Futher, I believe consumers will ask ‘why does a movie or album cost the same online a physical world disk? With online delivery there are no DVD’s to reproduce, no warehousing of stock, no delivery (sure there is data storage and delivery), so why is it still so expensive?’
Come to think of it, really, why the heck are movies and music SOOOO damn expensive?
Oh right, that would be all the middle men and companies who take the biggest slice for the least risk (it starts with an international sales agent, then the local distributor, then the sales outlet like Amazon or Apple), AND these entities always feed from the artists pie before handing back what they deem a reasonable slice. Look at a standard sales contract and astonishingly, it becomes very clear – when you sign your film, THEY OWN IT! And what do they do in return for you giving your film to them? In my experience, very little (though not always).
I chose not to do this with ‘Gone Fishing’ and held onto the world DVD rights myself, asking Derry at Network Ireland to sell TV rights and online. And I am delighted with Derry so far, as he has made some sales in a very tough environment.
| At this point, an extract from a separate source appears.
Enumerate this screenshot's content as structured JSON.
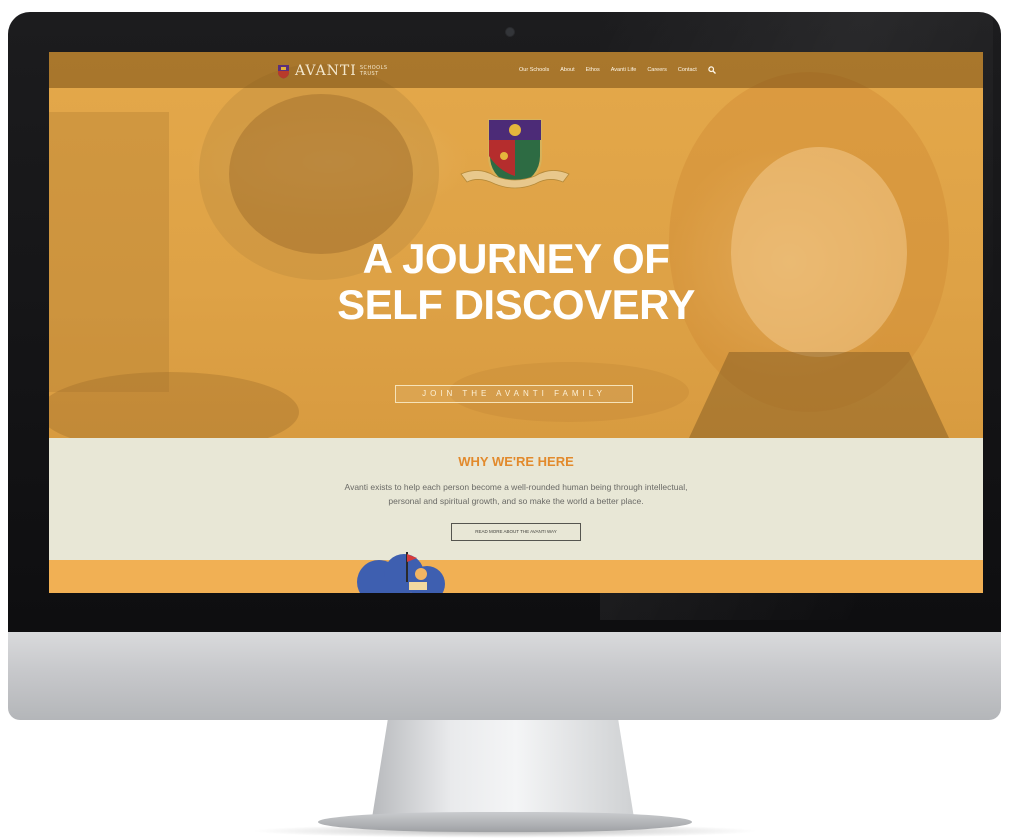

And he has also reported back to me in great detail and with simple clarity (the only nut we have failed to crack is iTunes, more on that in later posts).
So right now, we stuck between what once was, and what could be. The ‘once was’ being a few gateke
epers to distribution controlling what gets released around the world, and what ‘could be’, an open access platform where consumers can buy what they want, when they want it, with value for money, and enjoy on any device or platform with stunning quality. When we get to that place (and I hope it’s very soon), piracy will fade back into an underground world for fans and bootleggers interested in only obscure material.
So… if you are interested in ‘Ink’, you can download it, or you can shoot over to their website and buy a DVD – and if you can’t wait for the DVD to arrive, why not buy it now, feel good about supporting the film makers and know you will get all the extras on disk in a week or so, then download and watch it tonight? I think that serves both masters?
Onwards and upwards!
Chris Jones, Film Maker and Author